Ehlana is a powerful character not for the skills she masters or the life she lives or even for the destiny that she cannot escape, but because of her love for life and the joy she brings to world. Whether she is sitting on the desk of a watchman, explaining how she has done nothing wrong, when in fact she has, building the spirits of a demoralized army or facing off against Death Knight it is this unconquerable spirit that makes her an unforgettable heroine. And, it is her joy for life which in turns brings hope - the fulfillment of her destiny.

HANG THE THIEF is a 106,000 word epic novel and I thank you for your consideration. I hope you would like to know about Ehlana and her world and am prepare to send you the completed manuscript or any part as you desire.

Respectfully,

VKW

writtenwyrdd said...

Author, the effort is much improved, but there are numerous grammatical problems here. Misused commas, run on sentences and et cetera are not going to sell your story.

And even though this is a much clearer letter, the protagonist's motivation is not here. She doesn't find the motivation to save the world because you tell us she has to find it. Not a promising thing to have way down in your letter.

Anonymous said...

Better than the 1st version but perhaps you could make it more focused and less listy. Finding clues in old texts was all the rage after you-know-which was a best seller forever, but that fad has [thankfully] passed. While your use of that devise may be brilliant in the book, the query makes me wonder how episodes of scholarly research will fit with the level of activity established by your list of monsters, etc.

My guess is you don't need to mention the text and song clues in the query. Those are minor details. It's like saying a book is good because Miss Marple finds a clue in a teacup.

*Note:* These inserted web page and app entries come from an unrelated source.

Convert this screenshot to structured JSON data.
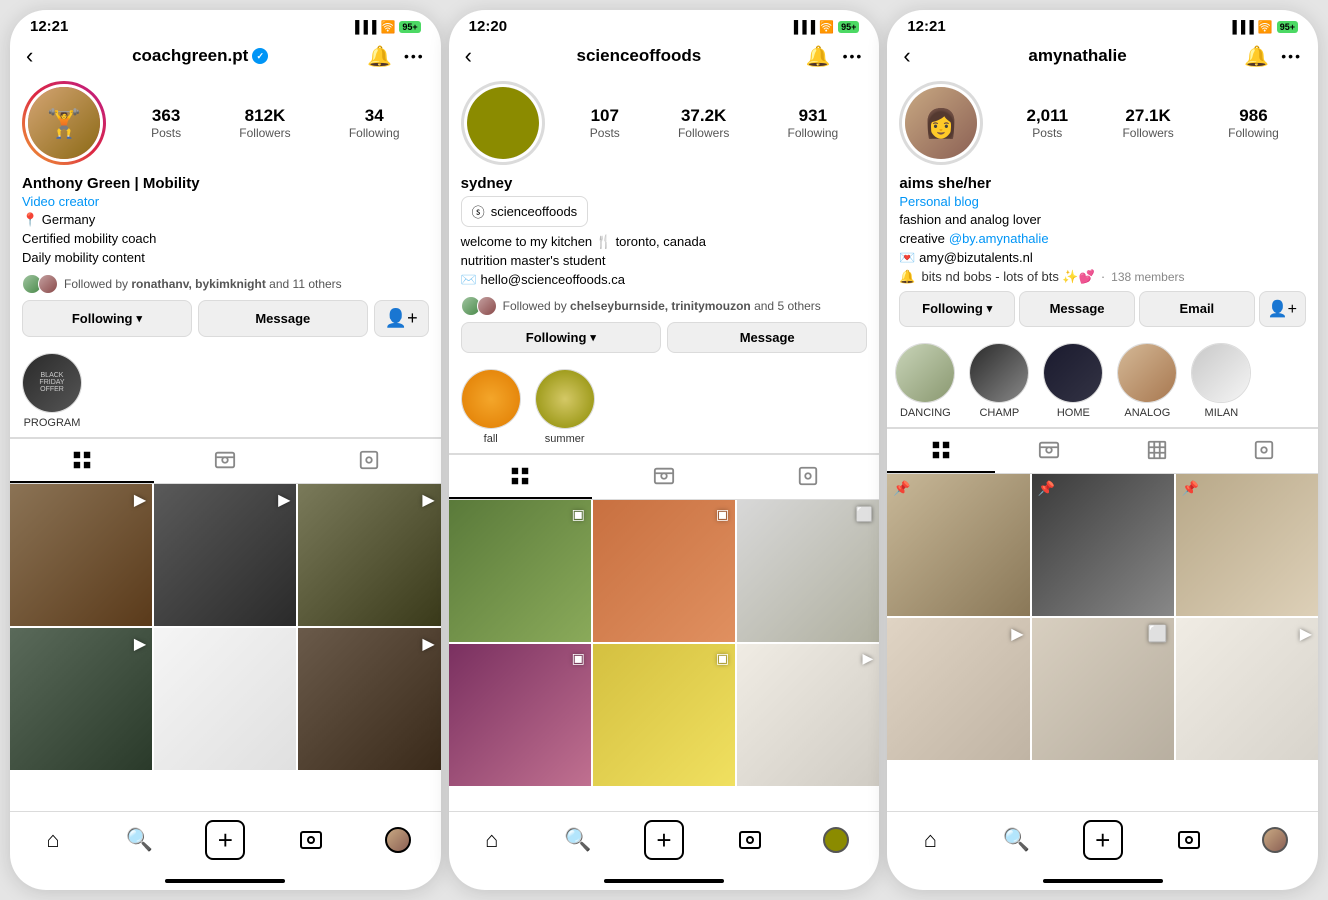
{
  "phones": [
    {
      "id": "coachgreen",
      "time": "12:21",
      "username": "coachgreen.pt",
      "verified": true,
      "stats": {
        "posts": "363",
        "posts_label": "Posts",
        "followers": "812K",
        "followers_label": "Followers",
        "following": "34",
        "following_label": "Following"
      },
      "name": "Anthony Green | Mobility",
      "bio_link": "Video creator",
      "bio_lines": [
        "📍 Germany",
        "Certified mobility coach",
        "Daily mobility content"
      ],
      "followed_by_text": "Followed by ronathanv, bykimknight and 11 others",
      "buttons": {
        "following": "Following",
        "message": "Message"
      },
      "highlights": [
        {
          "label": "PROGRAM"
        }
      ],
      "tab_active": "grid",
      "grid_cells": [
        {
          "bg": "cell-bg-1",
          "overlay": "▶"
        },
        {
          "bg": "cell-bg-2",
          "overlay": "▶"
        },
        {
          "bg": "cell-bg-3",
          "overlay": "▶"
        },
        {
          "bg": "cell-bg-4",
          "overlay": "▶"
        },
        {
          "bg": "cell-bg-5",
          "overlay": "▶"
        },
        {
          "bg": "cell-bg-6",
          "overlay": "▶"
        }
      ]
    },
    {
      "id": "scienceoffoods",
      "time": "12:20",
      "username": "scienceoffoods",
      "verified": false,
      "stats": {
        "posts": "107",
        "posts_label": "Posts",
        "followers": "37.2K",
        "followers_label": "Followers",
        "following": "931",
        "following_label": "Following"
      },
      "name": "sydney",
      "threads_handle": "scienceoffoods",
      "bio_lines": [
        "welcome to my kitchen 🍴 toronto, canada",
        "nutrition master's student",
        "✉️ hello@scienceoffoods.ca"
      ],
      "followed_by_text": "Followed by chelseyburnside, trinitymouzon and 5 others",
      "buttons": {
        "following": "Following",
        "message": "Message"
      },
      "highlights": [
        {
          "label": "fall",
          "bg": "hl-fall"
        },
        {
          "label": "summer",
          "bg": "hl-summer"
        }
      ],
      "tab_active": "grid",
      "grid_cells": [
        {
          "bg": "cell-food-1",
          "overlay": "📋"
        },
        {
          "bg": "cell-food-2",
          "overlay": "📋"
        },
        {
          "bg": "cell-food-3",
          "overlay": "⬜"
        },
        {
          "bg": "cell-food-4",
          "overlay": "📋"
        },
        {
          "bg": "cell-food-5",
          "overlay": "📋"
        },
        {
          "bg": "cell-food-6",
          "overlay": "▶"
        }
      ]
    },
    {
      "id": "amynathalie",
      "time": "12:21",
      "username": "amynathalie",
      "verified": false,
      "stats": {
        "posts": "2,011",
        "posts_label": "Posts",
        "followers": "27.1K",
        "followers_label": "Followers",
        "following": "986",
        "following_label": "Following"
      },
      "name": "aims she/her",
      "bio_link": "Personal blog",
      "bio_lines": [
        "fashion and analog lover",
        "creative @by.amynathalie",
        "💌 amy@bizutalents.nl"
      ],
      "subscription_text": "bits nd bobs - lots of bts ✨💕",
      "subscription_count": "138 members",
      "followed_by_text": "",
      "buttons": {
        "following": "Following",
        "message": "Message",
        "email": "Email"
      },
      "highlights": [
        {
          "label": "DANCING",
          "bg": "hl-dancing"
        },
        {
          "label": "CHAMP",
          "bg": "hl-champ"
        },
        {
          "label": "HOME",
          "bg": "hl-home"
        },
        {
          "label": "ANALOG",
          "bg": "hl-analog"
        },
        {
          "label": "MILAN",
          "bg": "hl-milan"
        }
      ],
      "tab_active": "grid",
      "grid_cells": [
        {
          "bg": "cell-amy-1",
          "overlay": "📌"
        },
        {
          "bg": "cell-amy-2",
          "overlay": "📌"
        },
        {
          "bg": "cell-amy-3",
          "overlay": "📌"
        },
        {
          "bg": "cell-amy-4",
          "overlay": "▶"
        },
        {
          "bg": "cell-amy-5",
          "overlay": "⬜"
        },
        {
          "bg": "cell-amy-6",
          "overlay": "▶"
        }
      ]
    }
  ],
  "nav": {
    "back": "‹",
    "bell": "🔔",
    "more": "•••"
  },
  "bottom_nav": {
    "home": "⌂",
    "search": "🔍",
    "add": "⊕",
    "reels": "▶",
    "profile": "👤"
  }
}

I'd rather be more informed about the plot-critical but unspecified "great power" humans acquired in paragraph 1. It's not clear if everyone can suddenly fly or turn water into fish or blow things up or what.

Dominique said...

The effect is good, and there's a feeling of voice that I like. All in all, i'd probably read the book.

The paragraph explaining why the main character is intersting or powerful serves no purpose. It has some interesting information, but it doesn't provide any valuable information. That space could be used to greater benefit doing something else.

Matthew said...

It was much clearer this time around, but there's alot of needless telling. The ironic thing about telling is that it doesn't actually tell us anything, it's just wasted word space. We need to be shown.

I know you're fond of the unconquerable spirit line, but it has to go. You also tend to list some things when one example will do.

The line about the friends is nice, but it's just more telling. Unless they take an active role in the query, they can be omitted.

The description of Elhana is somewhat long. Perhaps try something like, "Elhana is a selfish thief..."

We're getting there. Your persistence impresses me.

Steve said...

I agree with Matthew and Dominique - the penultimate paragraph is telling us about the character's good qualities, not showing them. You might think about deleting it, and inserting the key points ("unconquerable spirit" if you must) into the plot outline paragrphs preceding.